Apple is expected to announce the end of its flagship music app iTunes today during its worldwide developers conference (WWDC).
The move, reported by Bloomberg, is believed to come as the company moves away from the iPhone as its core product and develops its subscription business.
Three separate apps covering music, podcasts, and television will replace iTunes, including the Apple TV+ app which launched earlier this year.
iTunes was released back in 2001 as a media player, library and online store - but its increasing number of features has left users criticising it for bloat in recent years.
Apple is expected to retire the app in a welcome move for strategists at the company who have been pushing forward a new range of media apps on iPhones and iPads.

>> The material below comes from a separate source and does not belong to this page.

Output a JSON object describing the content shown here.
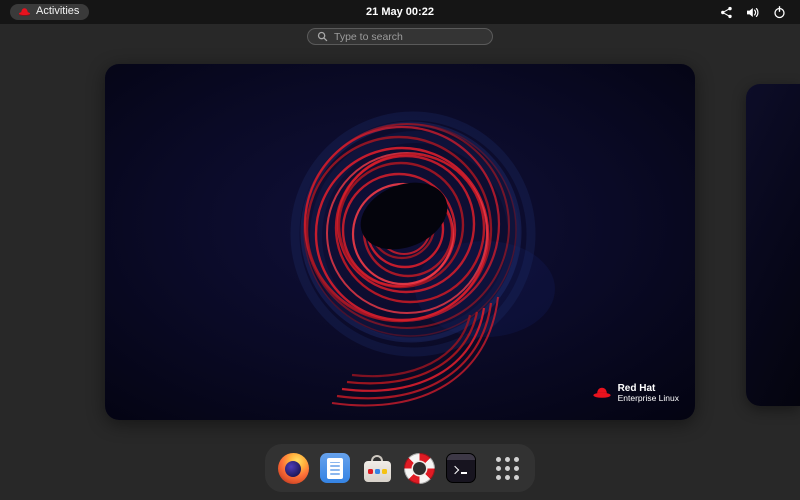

The subscription-based Apple Music service - similar to Spotify - offers a very different spending and revenue model for the company compared to the buy-and-download model of iTunes.
A whole host of Hollywood A-listers - including Oprah Winfrey, Jennifer Aniston and Steven Spielberg - joined Apple's chief executive Tim Cook to announce a new video streaming service in March.
A credit card called Apple Card was also announced, Apple News + featuring magazines, and a gaming subscription service called Apple Arcade.
The company is moving towards subscription revenues
The move follows Spotify submitting a formal complaint against Apple to the European Commission in March.
Spotify claimed the iPhone maker "deliberately disadvantages" other app developers, and in a blog post its chief executive said Apple has introduced rules which "purposely limit choice and stifle innovation at the expense of the user experience".
Apple, which has its own rival streaming service, takes a 30% cut of purchases on its app store - including upgrades from Spotify's free to premium service.
The European Commission is reportedly preparing to launch a formal investigation following the complaint.